  • Conducting a geologic assessment of the entire panel before retreat mining begins is a prudent practice. The assessment should identify major roof fractures, which can then be marked, mapped, and supported. It is good practice to plan to skip lifts or not recover pillars in order to leave coal as support to avoid such adverse features.
  • Test holes are useful to determine if there is roof separation and they can be monitored during retreat mining to see if conditions worsen.
  • The pressures and loading rates of MRS units can provide information on roof stability.  Mine-specific trigger points indicating unusually high loads or loading rates can be identified and procedures developed to respond to loading.
  • Where retreat mining is proposed and the depth of cover exceeds 1,000 feet, mine operators should identify areas of high burst likelihood in advance of mining. The assessments should identify significantly elevated burst likelihood based on the depth of cover, the geological conditions, the potential for multiple seam interactions, and recent ground control experience. The assessments should be guided by an experienced ground control professional and should be conducted as mining conditions/experience warrant, but at least on an annual basis.
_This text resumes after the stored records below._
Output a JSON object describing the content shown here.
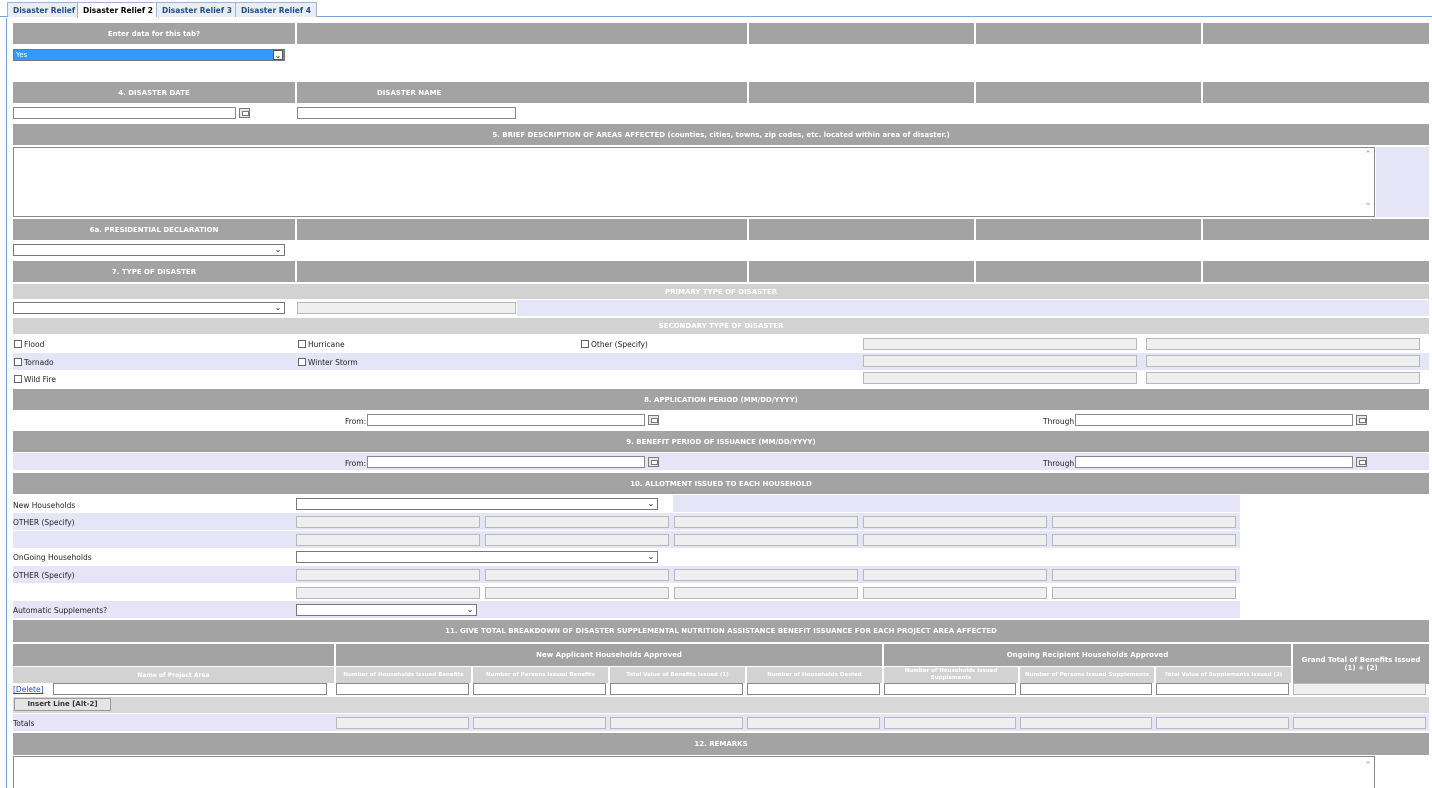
{
  "tabs": [
    "Disaster Relief",
    "Disaster Relief 2",
    "Disaster Relief 3",
    "Disaster Relief 4"
  ],
  "enter_data": {
    "header": "Enter data for this tab?",
    "value": "Yes"
  },
  "disaster_date": {
    "header": "4. DISASTER DATE"
  },
  "disaster_name": {
    "header": "DISASTER NAME"
  },
  "areas_affected": {
    "header": "5. BRIEF DESCRIPTION OF AREAS AFFECTED (counties, cities, towns, zip codes, etc. located within area of disaster.)"
  },
  "presidential": {
    "header": "6a. PRESIDENTIAL DECLARATION"
  },
  "type_of_disaster": {
    "header": "7. TYPE OF DISASTER",
    "primary_header": "PRIMARY TYPE OF DISASTER",
    "secondary_header": "SECONDARY TYPE OF DISASTER",
    "checkboxes": [
      "Flood",
      "Hurricane",
      "Other (Specify)",
      "Tornado",
      "Winter Storm",
      "Wild Fire"
    ]
  },
  "application_period": {
    "header": "8. APPLICATION PERIOD (MM/DD/YYYY)",
    "from": "From:",
    "through": "Through:"
  },
  "benefit_period": {
    "header": "9. BENEFIT PERIOD OF ISSUANCE (MM/DD/YYYY)",
    "from": "From:",
    "through": "Through:"
  },
  "allotment": {
    "header": "10. ALLOTMENT ISSUED TO EACH HOUSEHOLD",
    "new_households": "New Households",
    "other_specify_1": "OTHER (Specify)",
    "ongoing_households": "OnGoing Households",
    "other_specify_2": "OTHER (Specify)",
    "automatic": "Automatic Supplements?"
  },
  "breakdown": {
    "header": "11. GIVE TOTAL BREAKDOWN OF DISASTER SUPPLEMENTAL NUTRITION ASSISTANCE BENEFIT ISSUANCE FOR EACH PROJECT AREA AFFECTED",
    "group_new": "New Applicant Households Approved",
    "group_ongoing": "Ongoing Recipient Households Approved",
    "grand_total": "Grand Total of Benefits Issued (1) + (2)",
    "columns": [
      "Name of Project Area",
      "Number of Households Issued Benefits",
      "Number of Persons Issued Benefits",
      "Total Value of Benefits Issued (1)",
      "Number of Households Denied",
      "Number of Households Issued Supplements",
      "Number of Persons Issued Supplements",
      "Total Value of Supplements Issued (2)"
    ],
    "delete_link": "[Delete]",
    "insert_button": "Insert Line [Alt-2]",
    "totals_label": "Totals"
  },
  "remarks": {
    "header": "12. REMARKS"
  },
  "icons": {
    "calendar": "calendar-icon",
    "dropdown": "chevron-down-icon",
    "checkbox": "checkbox-icon"
  },
  "colors": {
    "header_gray": "#a3a3a3",
    "subheader_gray": "#d2d2d2",
    "row_lavender": "#e5e5f7",
    "selection_blue": "#3399ff",
    "tab_border": "#7aa3cf"
  }
}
Many new technologies and procedures have been identified with recent mining research. This PIL provides guidance in applying the new pillar design, mining technologies, and mining procedures to retreat mining pillar recovery.

The Federal Mine Safety and Health Act of 1977

Filing Instructions
This PIL should be filed behind the tab marked "Procedure Instruction Letters" in the binder for Program Policy Handbooks and Procedure Instruction Letters.

Issuing Office and Contact Persons
Coal Mine Safety and Health, Division of Safety
Christopher Mark, (412) 386-6522

Technical Support, Pittsburgh Safety and Health Technology Center
Michael Gauna, (304) 547-2311

MSHA Coal Program Policy Manual Holders